Today marks the 69th birthday of Princess Christina of the Netherlands, the youngest of Queen Juliana's four daughters, and therefore an aunt to the current King Willem Alexander. Like most royal babies, she had numerous godparents, but among hers was probably one of the youngest in history: her then nine-year-old sister Beatrix. Unfortunately her mother had German measles during the pregnancy, causing Christina to be born practically blind. She underwent a series of treatments, including faith healers, throughout her childhood. As an adult, she made her own way in the world, pursuing her love of music as a profession. She defied her family and country to marry a Roman Catholic. Her husband, Jorge Pérez y Guillermo, was the first Cuban to marry into a European royal family--two decades later Cubana Maria Teresa Mestre y Batista married the current Grand Duke of Luxembourg. (Maria Teresa and Henri celebrated their 35th wedding anniversary just a few days ago, on Valentine's Day. ) Christina and Jorge divorced after 21 years--in fact just at the same time that Maria Teresa was becoming royal. Christina and Jorge have three children and two grandchildren together. Christina is rarely seen at royal events, living her life quietly in England and Italy.

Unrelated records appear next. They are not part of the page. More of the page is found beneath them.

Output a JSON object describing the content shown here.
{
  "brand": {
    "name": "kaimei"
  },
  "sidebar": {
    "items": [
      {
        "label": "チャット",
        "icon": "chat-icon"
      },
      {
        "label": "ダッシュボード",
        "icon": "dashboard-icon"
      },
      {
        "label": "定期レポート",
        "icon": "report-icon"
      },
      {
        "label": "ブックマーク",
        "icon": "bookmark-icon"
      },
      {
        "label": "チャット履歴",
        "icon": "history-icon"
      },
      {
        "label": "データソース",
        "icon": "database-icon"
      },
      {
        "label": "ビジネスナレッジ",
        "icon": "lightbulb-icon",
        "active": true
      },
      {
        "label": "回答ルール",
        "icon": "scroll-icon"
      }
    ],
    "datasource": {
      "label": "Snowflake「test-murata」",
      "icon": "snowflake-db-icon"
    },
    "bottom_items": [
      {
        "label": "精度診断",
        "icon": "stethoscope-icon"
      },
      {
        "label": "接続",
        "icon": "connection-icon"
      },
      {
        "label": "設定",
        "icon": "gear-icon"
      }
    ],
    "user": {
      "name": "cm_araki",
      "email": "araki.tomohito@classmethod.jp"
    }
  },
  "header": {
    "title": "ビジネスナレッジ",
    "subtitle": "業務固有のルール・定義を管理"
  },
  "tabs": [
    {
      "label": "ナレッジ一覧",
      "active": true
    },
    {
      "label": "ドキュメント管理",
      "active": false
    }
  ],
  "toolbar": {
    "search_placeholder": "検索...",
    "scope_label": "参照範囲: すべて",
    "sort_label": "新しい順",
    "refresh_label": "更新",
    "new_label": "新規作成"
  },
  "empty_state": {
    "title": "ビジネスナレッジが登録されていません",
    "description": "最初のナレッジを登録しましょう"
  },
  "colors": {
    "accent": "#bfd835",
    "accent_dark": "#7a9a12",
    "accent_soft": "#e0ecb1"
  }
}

11 February 2016

Throwback Thursday: Provocative Portraits

 As it turns out, 19th Century men also liked sexy portraits of their wives.  Thankfully, renowned royal portraitist Franz Xaver Winterhalter was around to capture that perfect, provocative image before photographs and selfies were pushed portrait painting into a different realm. Winterhalter usually painted his royal ladies in grand style, looming large and gorgeous amidst a dramatic setting. For these two paintings, however, he evoked a more intimate image.

Still a newlywed in 1843, Queen Victoria commissioned this portrait for her beloved husband Prince Albert's 24th birthday present. The surprise was greatly appreciated, as Victoria recorded in her journal, "he thought it so like, & so beautifully painted. I felt so happy & proud to have found something that gave him so much pleasure." The painting hung in his writing room at Windsor so that he could look at as he worked. It was also recreated in miniature so that he could carry it with him.

Two decades later, Winterhalter painted a similarly personal portrait of 25-year-old Empress Elisabeth of Austria. Like Victoria and Albert, she and Emperor Franz Joseph were a love match. It is not surprising then that he also kept this portrait in his study so he could look at her when he worked. He had a great need to be able to see her image because, while Victoria and Albert were nearly inseparable, Elisabeth was always restless and frequently traveled leaving her husband at home alone. His loneliness for her was permanently imposed when she was assassinated by an anarchist in 1898. He outlived her by 18 years, but had this portrait to help him remember his beautiful and beloved wife.

04 February 2016

Throwback Thursday: An industrial prince

Even today it is unusual for a king or queen's children to have a career (outside of the military of course). Such was not the case for King Gustav VI Adolf's second son Prince Sigvard. The Bernadotte princes were among the first royals to insist on marrying for love. Up until the current king's reign began in 1973, however, marriage to a commoner meant surrendering your royal status. Three of Gustav's four sons decided they could not live without the loves of their lives. (Although Prince Bertil kept his status by just living with his Welsh lady for 30 years until the new rules were in place.) Sigvard threw over his royal status in 1934 to marry his first wife, Erica Maria Patzek (pictured here--don't they look snazzy?). He divorced twice and married three times, having just one child along the way. But, his marital adventures are not his claim to fame. Although he passed away on this date in 2002, he still remembered today for his work as an industrial engineer designing everything from knives to typewriters to eyewear. After surrendering his royal titles a Prince Sigvard and Duke of Upland, he became knwon as Prince Bernadotte, as had an uncle who married unequally before him. Later, he was given the title Count of Wisborg by Grand Duchess Charlotte of Luxembourg.